── STORED DATA

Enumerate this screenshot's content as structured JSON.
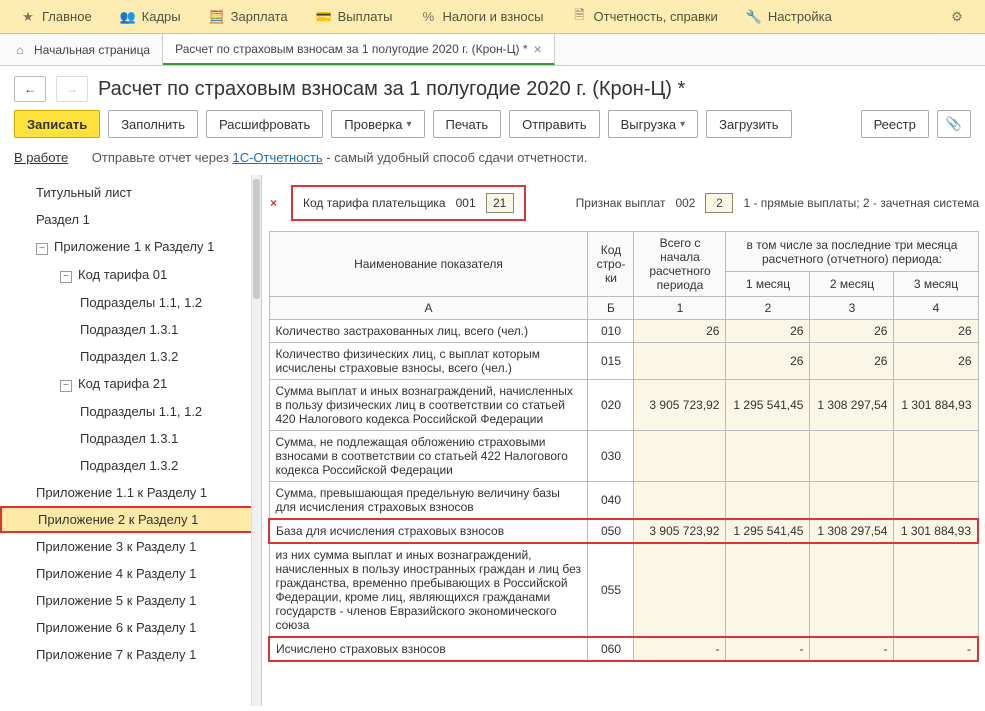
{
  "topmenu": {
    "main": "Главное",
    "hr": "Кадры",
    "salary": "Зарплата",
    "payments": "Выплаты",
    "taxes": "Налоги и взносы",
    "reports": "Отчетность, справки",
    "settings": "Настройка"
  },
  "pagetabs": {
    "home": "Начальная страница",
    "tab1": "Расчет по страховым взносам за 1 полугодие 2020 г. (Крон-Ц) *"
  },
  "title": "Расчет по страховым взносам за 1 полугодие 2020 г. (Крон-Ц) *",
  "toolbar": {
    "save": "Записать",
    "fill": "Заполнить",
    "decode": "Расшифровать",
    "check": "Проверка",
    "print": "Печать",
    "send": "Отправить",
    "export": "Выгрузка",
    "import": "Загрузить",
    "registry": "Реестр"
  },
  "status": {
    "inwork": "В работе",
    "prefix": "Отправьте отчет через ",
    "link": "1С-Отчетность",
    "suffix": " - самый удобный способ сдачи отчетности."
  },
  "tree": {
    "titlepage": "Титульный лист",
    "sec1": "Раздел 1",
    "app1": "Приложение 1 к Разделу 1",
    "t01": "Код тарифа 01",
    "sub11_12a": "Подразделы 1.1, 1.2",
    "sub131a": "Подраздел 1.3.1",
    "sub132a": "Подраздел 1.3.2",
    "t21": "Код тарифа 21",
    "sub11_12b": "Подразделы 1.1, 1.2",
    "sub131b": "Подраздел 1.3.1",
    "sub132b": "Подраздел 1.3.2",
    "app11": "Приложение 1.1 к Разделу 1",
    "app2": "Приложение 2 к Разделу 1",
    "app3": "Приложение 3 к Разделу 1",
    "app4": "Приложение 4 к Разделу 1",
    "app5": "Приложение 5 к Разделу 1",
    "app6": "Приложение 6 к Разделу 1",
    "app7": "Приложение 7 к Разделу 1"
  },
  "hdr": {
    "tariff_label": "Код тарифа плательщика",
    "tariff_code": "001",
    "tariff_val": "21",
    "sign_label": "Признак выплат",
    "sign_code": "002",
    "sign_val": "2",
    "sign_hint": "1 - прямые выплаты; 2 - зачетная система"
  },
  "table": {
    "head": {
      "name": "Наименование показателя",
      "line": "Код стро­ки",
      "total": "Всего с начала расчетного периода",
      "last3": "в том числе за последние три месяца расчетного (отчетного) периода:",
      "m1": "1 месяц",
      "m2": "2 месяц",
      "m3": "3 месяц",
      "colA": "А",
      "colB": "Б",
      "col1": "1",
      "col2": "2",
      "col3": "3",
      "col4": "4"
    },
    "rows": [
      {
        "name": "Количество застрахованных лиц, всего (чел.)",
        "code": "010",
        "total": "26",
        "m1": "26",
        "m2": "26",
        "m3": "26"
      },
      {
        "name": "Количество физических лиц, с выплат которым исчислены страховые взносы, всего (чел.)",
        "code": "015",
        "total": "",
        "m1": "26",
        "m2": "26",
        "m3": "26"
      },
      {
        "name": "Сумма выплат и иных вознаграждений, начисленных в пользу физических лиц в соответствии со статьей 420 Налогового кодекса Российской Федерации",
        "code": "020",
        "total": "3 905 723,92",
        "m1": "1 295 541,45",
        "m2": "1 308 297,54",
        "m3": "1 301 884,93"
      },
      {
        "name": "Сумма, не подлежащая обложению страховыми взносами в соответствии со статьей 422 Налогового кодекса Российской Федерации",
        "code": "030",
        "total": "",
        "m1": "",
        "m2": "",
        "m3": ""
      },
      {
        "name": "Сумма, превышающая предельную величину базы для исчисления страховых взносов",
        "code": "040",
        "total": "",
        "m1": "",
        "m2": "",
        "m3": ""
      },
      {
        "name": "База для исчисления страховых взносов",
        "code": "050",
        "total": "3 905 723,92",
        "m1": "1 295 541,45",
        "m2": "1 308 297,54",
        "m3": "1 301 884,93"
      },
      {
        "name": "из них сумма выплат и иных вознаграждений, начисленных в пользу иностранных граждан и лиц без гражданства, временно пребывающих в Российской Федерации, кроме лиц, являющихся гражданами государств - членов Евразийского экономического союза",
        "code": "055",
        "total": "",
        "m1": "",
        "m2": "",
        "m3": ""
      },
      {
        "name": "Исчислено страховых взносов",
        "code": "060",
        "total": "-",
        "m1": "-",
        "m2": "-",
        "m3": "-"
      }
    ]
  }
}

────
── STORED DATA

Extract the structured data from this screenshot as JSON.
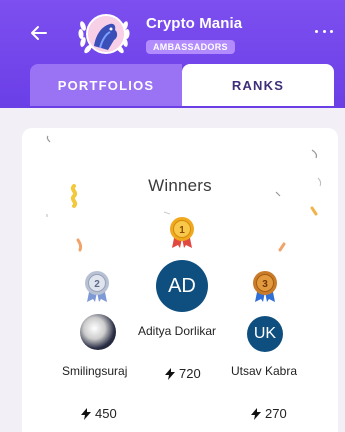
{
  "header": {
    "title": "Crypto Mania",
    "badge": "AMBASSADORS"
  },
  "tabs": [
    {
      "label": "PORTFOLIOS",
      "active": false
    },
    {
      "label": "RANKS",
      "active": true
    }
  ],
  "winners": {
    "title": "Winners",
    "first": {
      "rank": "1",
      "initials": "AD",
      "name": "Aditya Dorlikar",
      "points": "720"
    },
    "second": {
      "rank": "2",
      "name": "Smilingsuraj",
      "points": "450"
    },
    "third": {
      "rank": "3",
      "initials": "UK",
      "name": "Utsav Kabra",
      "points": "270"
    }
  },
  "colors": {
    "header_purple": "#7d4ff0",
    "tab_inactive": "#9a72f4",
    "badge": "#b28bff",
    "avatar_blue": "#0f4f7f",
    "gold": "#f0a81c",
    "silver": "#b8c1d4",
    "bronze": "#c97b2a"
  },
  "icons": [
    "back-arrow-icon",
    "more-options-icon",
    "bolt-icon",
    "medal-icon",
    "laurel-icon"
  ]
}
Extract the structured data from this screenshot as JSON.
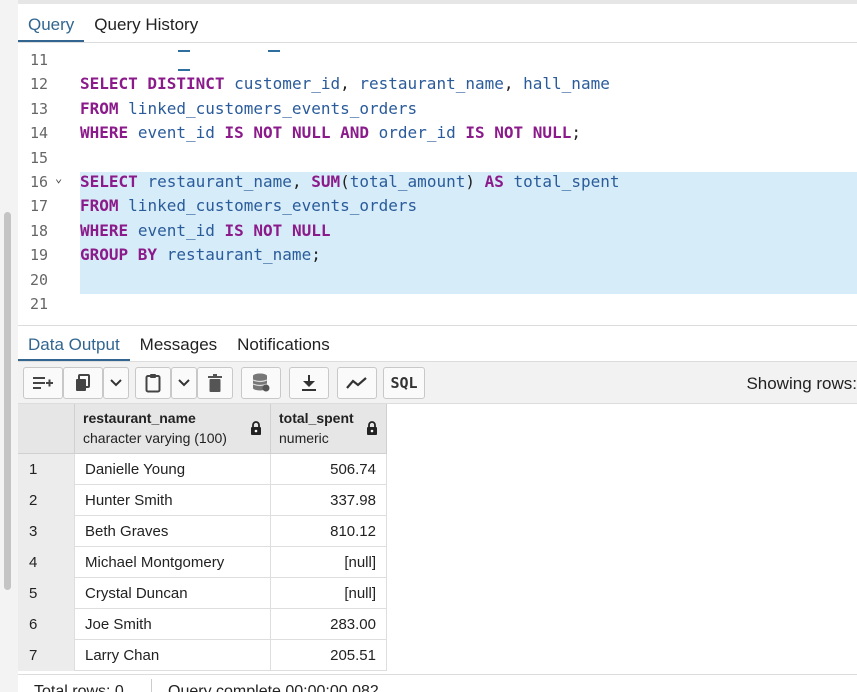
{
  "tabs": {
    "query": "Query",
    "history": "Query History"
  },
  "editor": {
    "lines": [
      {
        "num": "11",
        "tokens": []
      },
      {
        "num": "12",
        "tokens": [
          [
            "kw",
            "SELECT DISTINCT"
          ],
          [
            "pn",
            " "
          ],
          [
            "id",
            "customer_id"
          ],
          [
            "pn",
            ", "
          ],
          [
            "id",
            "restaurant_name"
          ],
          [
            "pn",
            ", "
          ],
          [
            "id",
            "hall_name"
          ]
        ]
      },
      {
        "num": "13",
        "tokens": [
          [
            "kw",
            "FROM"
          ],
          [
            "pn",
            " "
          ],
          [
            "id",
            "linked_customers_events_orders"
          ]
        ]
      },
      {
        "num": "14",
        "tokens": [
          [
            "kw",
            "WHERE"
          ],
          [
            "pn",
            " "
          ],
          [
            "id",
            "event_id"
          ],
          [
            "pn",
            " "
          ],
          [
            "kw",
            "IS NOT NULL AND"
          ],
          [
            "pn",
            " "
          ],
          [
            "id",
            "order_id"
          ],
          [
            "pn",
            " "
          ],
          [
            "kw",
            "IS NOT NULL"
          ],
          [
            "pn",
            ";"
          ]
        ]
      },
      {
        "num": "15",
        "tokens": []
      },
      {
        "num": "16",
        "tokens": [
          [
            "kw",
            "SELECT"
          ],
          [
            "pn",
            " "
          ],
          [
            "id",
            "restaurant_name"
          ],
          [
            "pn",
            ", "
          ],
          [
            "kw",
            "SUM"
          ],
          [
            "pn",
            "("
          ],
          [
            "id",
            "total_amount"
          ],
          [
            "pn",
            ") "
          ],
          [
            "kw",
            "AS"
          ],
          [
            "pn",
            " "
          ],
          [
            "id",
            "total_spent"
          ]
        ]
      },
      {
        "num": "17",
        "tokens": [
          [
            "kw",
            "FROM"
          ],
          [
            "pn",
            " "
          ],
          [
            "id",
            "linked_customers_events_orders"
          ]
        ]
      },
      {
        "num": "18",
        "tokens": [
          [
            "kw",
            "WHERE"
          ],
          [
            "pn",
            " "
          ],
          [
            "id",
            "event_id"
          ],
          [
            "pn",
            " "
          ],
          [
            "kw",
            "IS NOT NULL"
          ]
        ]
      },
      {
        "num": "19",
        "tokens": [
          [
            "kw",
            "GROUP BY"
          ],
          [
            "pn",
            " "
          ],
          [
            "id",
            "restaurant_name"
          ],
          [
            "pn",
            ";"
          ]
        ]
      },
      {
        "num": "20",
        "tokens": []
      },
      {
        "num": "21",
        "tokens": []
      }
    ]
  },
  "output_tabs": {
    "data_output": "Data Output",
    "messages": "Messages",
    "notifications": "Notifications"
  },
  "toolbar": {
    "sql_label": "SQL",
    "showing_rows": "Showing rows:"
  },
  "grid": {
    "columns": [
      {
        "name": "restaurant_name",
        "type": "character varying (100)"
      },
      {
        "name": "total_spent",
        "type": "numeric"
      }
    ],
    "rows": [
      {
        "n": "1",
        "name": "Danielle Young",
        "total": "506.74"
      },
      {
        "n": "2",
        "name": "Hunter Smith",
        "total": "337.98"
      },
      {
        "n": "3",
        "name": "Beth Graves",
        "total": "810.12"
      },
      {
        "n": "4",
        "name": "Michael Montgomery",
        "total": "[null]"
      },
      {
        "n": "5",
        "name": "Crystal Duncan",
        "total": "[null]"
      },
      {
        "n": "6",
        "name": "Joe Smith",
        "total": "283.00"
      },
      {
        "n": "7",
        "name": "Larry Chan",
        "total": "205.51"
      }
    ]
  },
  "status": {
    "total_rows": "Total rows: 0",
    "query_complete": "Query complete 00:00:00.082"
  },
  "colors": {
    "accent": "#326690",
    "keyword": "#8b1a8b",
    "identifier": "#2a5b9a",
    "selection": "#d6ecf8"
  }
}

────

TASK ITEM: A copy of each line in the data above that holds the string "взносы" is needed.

ANSWER SECTION:
    "taxes": "Налоги и взносы",
        "name": "Количество физических лиц, с выплат которым исчислены страховые взносы, всего (чел.)",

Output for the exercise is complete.